A positioning system for tracking people and assets on jobsites is undergoing pilot tests in preparation for release to market in the first quarter of 2016. Early adopters are impressed.
The system from Redpoint Positioning Corp., Brookline, Mass., is emerging from stealth mode after three years of development, says CEO Antti Korhonen. When demonstrated at the ENR FutureTech East conference in New York City on Oct. 1, it was integrated with a 2D plan-based jobsite mapping system, “Project Atlas,” which is being developed by two technologists from Rogers-O’Brien Construction (ENR 10/12 p. 8).
Korhonen says the Redpoint technology uses an ultra-wideband frequency that penetrates walls and achieves horizontal location accuracy to within 8 inches. Contractors Skanska USA Building, Bechtel and Rogers-O’Brien are testing it, Korhonen says. Skanska has conducted initial trials and is starting a full pilot, which is set to run until the end of the year on a project in Boston.
The hardware consists of transmitter/receiver nodes spaced about 50 meters apart at a jobsite and registered in a building information model. They track tags in motion and map locations with operations software accessible from a desktop console or tablets in the field.

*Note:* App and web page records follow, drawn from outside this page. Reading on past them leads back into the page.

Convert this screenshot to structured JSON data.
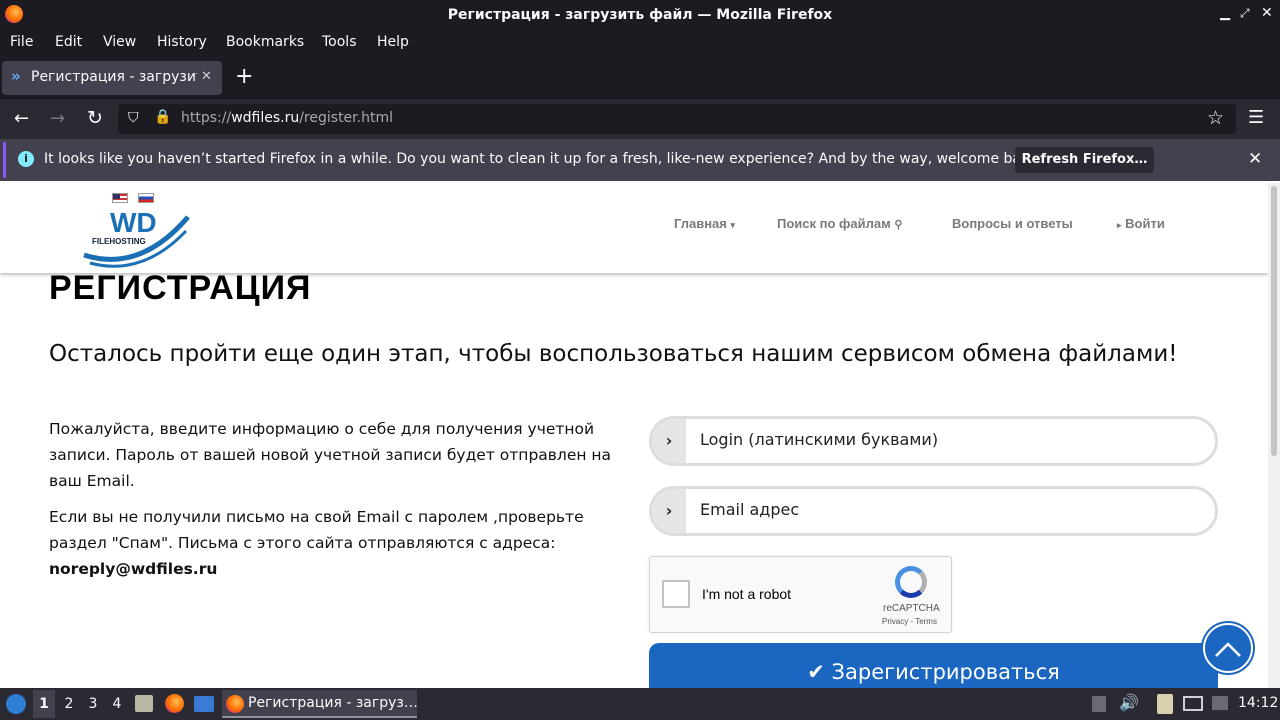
{
  "window": {
    "title": "Регистрация - загрузить файл — Mozilla Firefox"
  },
  "menu": [
    "File",
    "Edit",
    "View",
    "History",
    "Bookmarks",
    "Tools",
    "Help"
  ],
  "tab": {
    "label": "Регистрация - загрузить ф"
  },
  "url": {
    "prefix": "https://",
    "domain": "wdfiles.ru",
    "path": "/register.html"
  },
  "notification": {
    "text": "It looks like you haven’t started Firefox in a while. Do you want to clean it up for a fresh, like-new experience? And by the way, welcome back!",
    "button": "Refresh Firefox…"
  },
  "site": {
    "logo_text": "WD",
    "logo_sub": "FILEHOSTING",
    "nav": {
      "home": "Главная",
      "search": "Поиск по файлам",
      "faq": "Вопросы и ответы",
      "login": "Войти"
    },
    "heading": "РЕГИСТРАЦИЯ",
    "subheading": "Осталось пройти еще один этап, чтобы воспользоваться нашим сервисом обмена файлами!",
    "para1": "Пожалуйста, введите информацию о себе для получения учетной записи. Пароль от вашей новой учетной записи будет отправлен на ваш Email.",
    "para2": "Если вы не получили письмо на свой Email с паролем ,проверьте раздел \"Спам\". Письма с этого сайта отправляются с адреса:",
    "email": "noreply@wdfiles.ru",
    "login_placeholder": "Login (латинскими буквами)",
    "email_placeholder": "Email адрес",
    "captcha": {
      "label": "I'm not a robot",
      "brand": "reCAPTCHA",
      "links": "Privacy - Terms"
    },
    "register_button": "Зарегистрироваться"
  },
  "taskbar": {
    "workspaces": [
      "1",
      "2",
      "3",
      "4"
    ],
    "task": "Регистрация - загруз…",
    "clock": "14:12"
  }
}
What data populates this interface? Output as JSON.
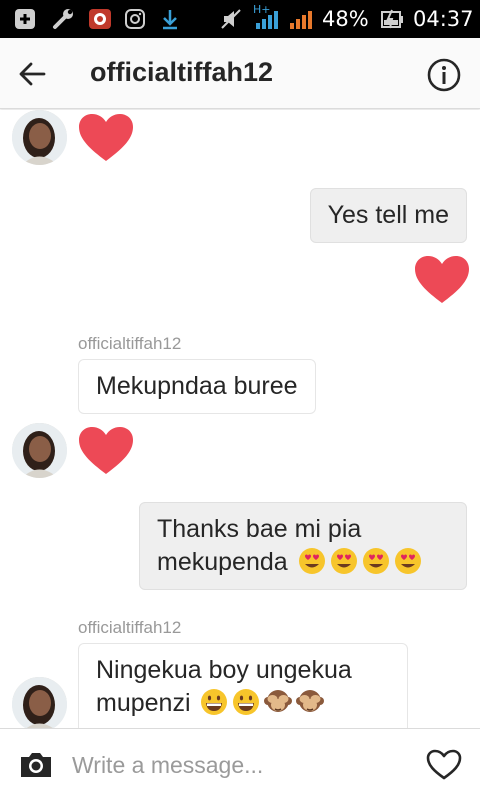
{
  "status_bar": {
    "network_type": "H+",
    "battery_percent": "48%",
    "time": "04:37",
    "icons": [
      "add-box-icon",
      "wrench-icon",
      "recorder-icon",
      "instagram-icon",
      "download-icon",
      "mute-icon",
      "signal-icon",
      "signal-icon-2",
      "battery-charging-icon"
    ]
  },
  "header": {
    "title": "officialtiffah12",
    "back_icon": "arrow-left-icon",
    "info_icon": "info-icon"
  },
  "messages": [
    {
      "type": "heart",
      "from": "them"
    },
    {
      "type": "text",
      "from": "me",
      "text": "Yes tell me"
    },
    {
      "type": "heart",
      "from": "me"
    },
    {
      "type": "text",
      "from": "them",
      "sender": "officialtiffah12",
      "text": "Mekupndaa buree"
    },
    {
      "type": "heart",
      "from": "them"
    },
    {
      "type": "text",
      "from": "me",
      "line1": "Thanks bae mi pia",
      "line2": "mekupenda",
      "emojis": [
        "heart-eyes",
        "heart-eyes",
        "heart-eyes",
        "heart-eyes"
      ]
    },
    {
      "type": "text",
      "from": "them",
      "sender": "officialtiffah12",
      "line1": "Ningekua boy ungekua",
      "line2": "mupenzi",
      "emojis": [
        "grin",
        "grin",
        "see-no-evil-monkey",
        "see-no-evil-monkey"
      ]
    }
  ],
  "composer": {
    "placeholder": "Write a message...",
    "camera_icon": "camera-icon",
    "like_icon": "heart-outline-icon"
  },
  "colors": {
    "heart": "#ed4956",
    "status_bar_bg": "#000000",
    "header_bg": "#fafafa",
    "outgoing_bubble": "#efefef",
    "sender_label": "#999999",
    "signal_orange": "#e8792c",
    "signal_blue": "#3aa0d8"
  }
}
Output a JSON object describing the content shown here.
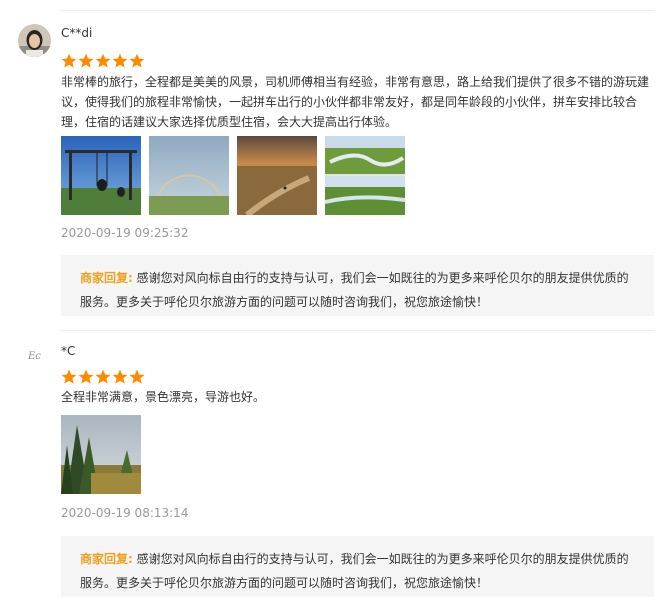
{
  "reviews": [
    {
      "username": "C**di",
      "rating": 5,
      "text": "非常棒的旅行，全程都是美美的风景，司机师傅相当有经验，非常有意思，路上给我们提供了很多不错的游玩建议，使得我们的旅程非常愉快，一起拼车出行的小伙伴都非常友好，都是同年龄段的小伙伴，拼车安排比较合理，住宿的话建议大家选择优质型住宿，会大大提高出行体验。",
      "photos": [
        "swing-photo",
        "rainbow-photo",
        "sunset-road-photo",
        "river-photo"
      ],
      "timestamp": "2020-09-19 09:25:32",
      "reply_label": "商家回复:",
      "reply_text": "感谢您对风向标自由行的支持与认可，我们会一如既往的为更多来呼伦贝尔的朋友提供优质的服务。更多关于呼伦贝尔旅游方面的问题可以随时咨询我们，祝您旅途愉快！"
    },
    {
      "username": "*C",
      "avatar_text": "Ec",
      "rating": 5,
      "text": "全程非常满意，景色漂亮，导游也好。",
      "photos": [
        "forest-photo"
      ],
      "timestamp": "2020-09-19 08:13:14",
      "reply_label": "商家回复:",
      "reply_text": "感谢您对风向标自由行的支持与认可，我们会一如既往的为更多来呼伦贝尔的朋友提供优质的服务。更多关于呼伦贝尔旅游方面的问题可以随时咨询我们，祝您旅途愉快！"
    }
  ],
  "colors": {
    "star": "#ff8a00",
    "reply_label": "#f0a020",
    "timestamp": "#999999",
    "reply_bg": "#f5f5f5"
  }
}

Redpoint also plans to sell an analytics package and safety vests, which have built-in warning signals that activate when workers step into areas flagged as danger zones. After initial hardware cost, pricing is expected to be subscription-based.
The nodes can run on rechargeable batteries that last three to six months. When the building is wired, it can switch to permanent power.
“This is the first GPS-like solution in the construction industry with real-time positioning and zero latency,” claims Korhonen. “As GPS is for mapping outdoors, Redpoint is for BIM. We can put that dot on the map indoors.”
“The technology does work in a construction environment,” says Tony Colonna, Skanska USA’s senior vice president for innovative construction solutions. “We wanted to see if it works, and it did.”